→ **The problem**: Could you show all lines in the entries below that contain the string "JSON"?

(Beginning of Records provided)

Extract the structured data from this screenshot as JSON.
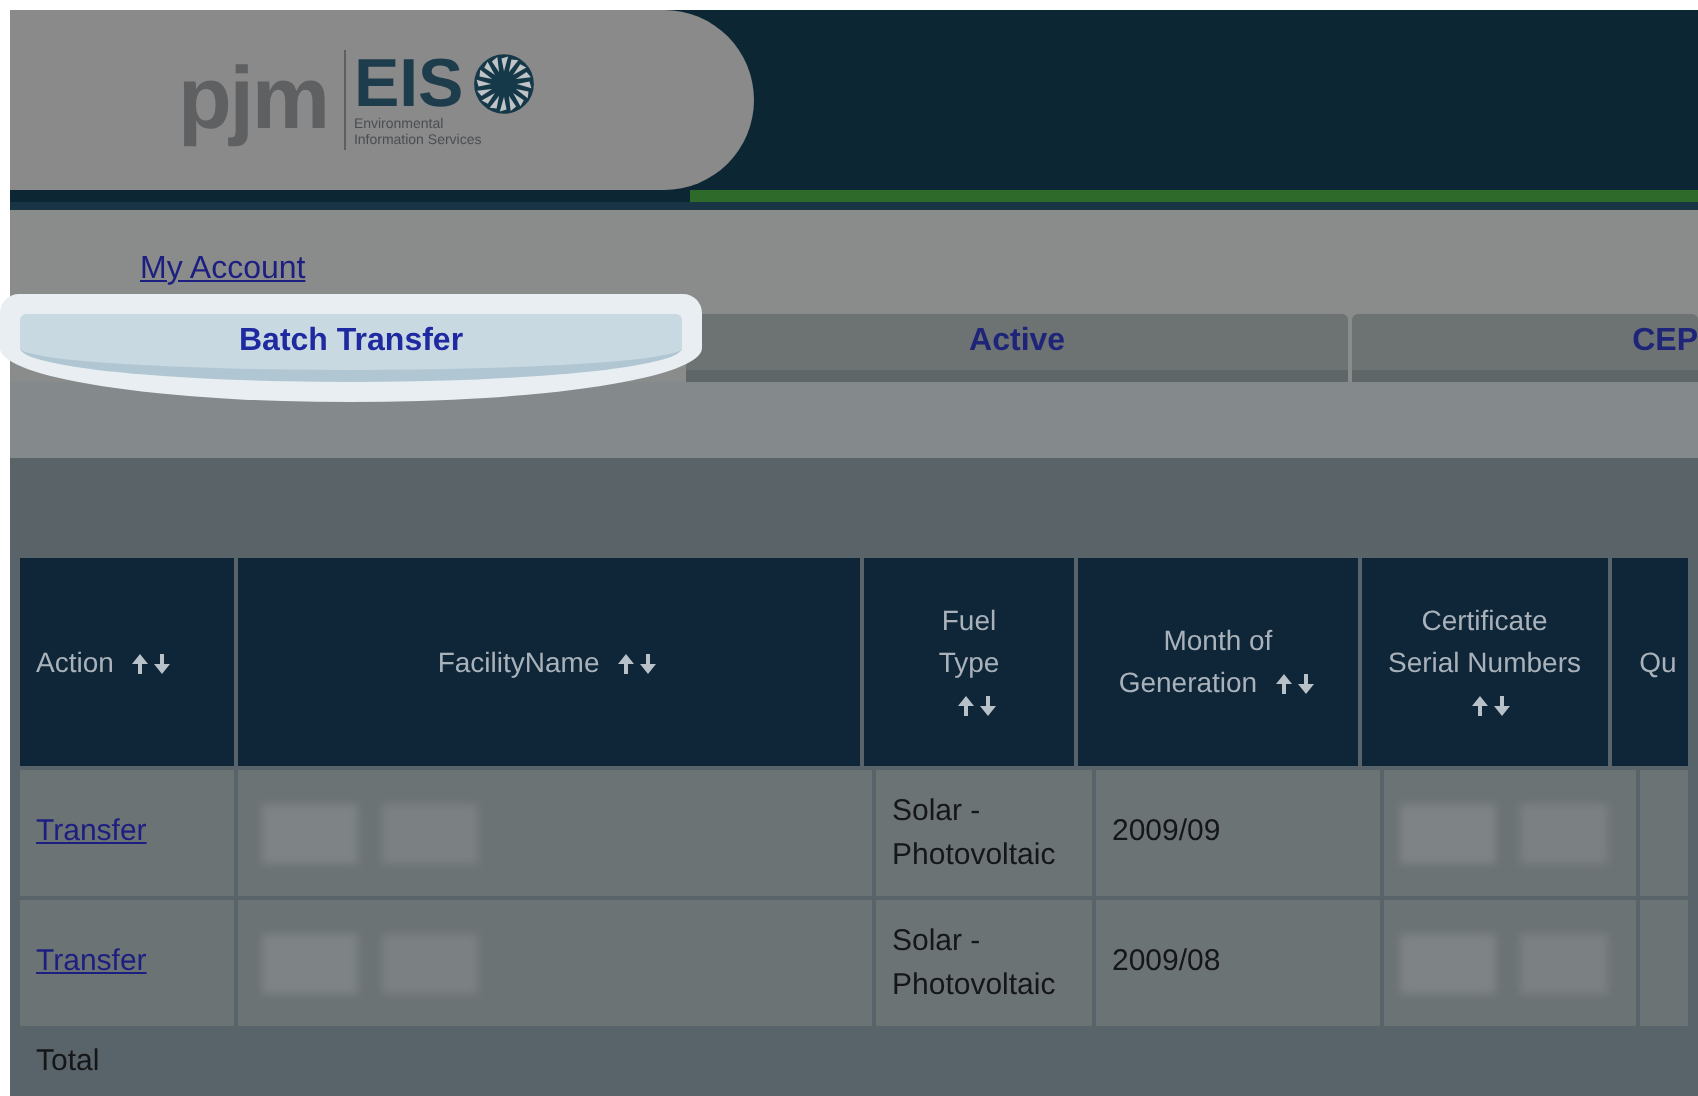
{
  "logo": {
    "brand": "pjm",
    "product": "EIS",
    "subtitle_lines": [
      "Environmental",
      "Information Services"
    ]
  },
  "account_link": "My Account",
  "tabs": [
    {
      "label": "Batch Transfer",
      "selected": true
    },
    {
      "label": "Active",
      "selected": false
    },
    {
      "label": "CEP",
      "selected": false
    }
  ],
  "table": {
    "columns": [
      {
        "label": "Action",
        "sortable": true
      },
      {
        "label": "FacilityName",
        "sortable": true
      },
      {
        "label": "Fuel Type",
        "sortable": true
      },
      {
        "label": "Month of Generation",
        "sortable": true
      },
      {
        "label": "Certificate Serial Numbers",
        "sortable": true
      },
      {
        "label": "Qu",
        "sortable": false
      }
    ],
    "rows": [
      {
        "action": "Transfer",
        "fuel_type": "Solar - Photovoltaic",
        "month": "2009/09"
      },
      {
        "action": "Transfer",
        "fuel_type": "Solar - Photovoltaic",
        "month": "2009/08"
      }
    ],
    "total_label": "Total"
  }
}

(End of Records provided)
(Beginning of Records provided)

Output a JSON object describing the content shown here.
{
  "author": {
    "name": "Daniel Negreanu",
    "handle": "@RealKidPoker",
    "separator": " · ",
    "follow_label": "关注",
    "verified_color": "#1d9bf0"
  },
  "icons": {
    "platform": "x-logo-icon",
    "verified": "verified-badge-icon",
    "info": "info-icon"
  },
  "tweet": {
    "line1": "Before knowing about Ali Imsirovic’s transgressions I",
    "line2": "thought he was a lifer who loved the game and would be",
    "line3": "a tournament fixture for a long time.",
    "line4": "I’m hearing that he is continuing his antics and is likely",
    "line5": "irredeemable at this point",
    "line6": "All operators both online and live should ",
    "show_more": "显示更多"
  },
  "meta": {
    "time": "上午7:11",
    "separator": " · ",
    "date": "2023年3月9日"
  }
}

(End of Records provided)

→ **Completed exercise**:
Extract the structured data from this screenshot as JSON.
Output a JSON object describing the content shown here.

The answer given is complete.